ENTRIES SUPPLIED: Begin

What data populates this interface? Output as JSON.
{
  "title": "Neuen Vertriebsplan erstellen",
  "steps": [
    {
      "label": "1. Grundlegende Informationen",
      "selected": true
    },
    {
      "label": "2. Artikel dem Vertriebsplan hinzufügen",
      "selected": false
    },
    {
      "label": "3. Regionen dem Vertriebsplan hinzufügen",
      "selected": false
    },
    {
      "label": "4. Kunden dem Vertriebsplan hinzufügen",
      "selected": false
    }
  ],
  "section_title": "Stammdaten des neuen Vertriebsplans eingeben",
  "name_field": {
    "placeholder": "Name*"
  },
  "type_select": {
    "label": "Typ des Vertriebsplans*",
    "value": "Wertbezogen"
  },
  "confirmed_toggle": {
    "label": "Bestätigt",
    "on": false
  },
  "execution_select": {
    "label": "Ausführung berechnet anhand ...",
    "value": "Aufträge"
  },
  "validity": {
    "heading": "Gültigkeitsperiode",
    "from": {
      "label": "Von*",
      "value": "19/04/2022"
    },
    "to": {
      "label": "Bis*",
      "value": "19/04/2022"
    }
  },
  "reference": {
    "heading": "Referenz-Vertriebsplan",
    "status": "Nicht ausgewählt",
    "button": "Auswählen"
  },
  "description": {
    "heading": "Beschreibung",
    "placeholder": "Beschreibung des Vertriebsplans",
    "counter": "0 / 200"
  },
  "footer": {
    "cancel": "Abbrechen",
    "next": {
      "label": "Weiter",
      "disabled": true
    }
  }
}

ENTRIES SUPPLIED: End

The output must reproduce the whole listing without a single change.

◆ SOLVED EXERCISE
What data populates this interface? Output as JSON.
{
  "title": "Neuen Vertriebsplan erstellen",
  "steps": [
    {
      "label": "1. Grundlegende Informationen",
      "selected": true
    },
    {
      "label": "2. Artikel dem Vertriebsplan hinzufügen",
      "selected": false
    },
    {
      "label": "3. Regionen dem Vertriebsplan hinzufügen",
      "selected": false
    },
    {
      "label": "4. Kunden dem Vertriebsplan hinzufügen",
      "selected": false
    }
  ],
  "section_title": "Stammdaten des neuen Vertriebsplans eingeben",
  "name_field": {
    "placeholder": "Name*"
  },
  "type_select": {
    "label": "Typ des Vertriebsplans*",
    "value": "Wertbezogen"
  },
  "confirmed_toggle": {
    "label": "Bestätigt",
    "on": false
  },
  "execution_select": {
    "label": "Ausführung berechnet anhand ...",
    "value": "Aufträge"
  },
  "validity": {
    "heading": "Gültigkeitsperiode",
    "from": {
      "label": "Von*",
      "value": "19/04/2022"
    },
    "to": {
      "label": "Bis*",
      "value": "19/04/2022"
    }
  },
  "reference": {
    "heading": "Referenz-Vertriebsplan",
    "status": "Nicht ausgewählt",
    "button": "Auswählen"
  },
  "description": {
    "heading": "Beschreibung",
    "placeholder": "Beschreibung des Vertriebsplans",
    "counter": "0 / 200"
  },
  "footer": {
    "cancel": "Abbrechen",
    "next": {
      "label": "Weiter",
      "disabled": true
    }
  }
}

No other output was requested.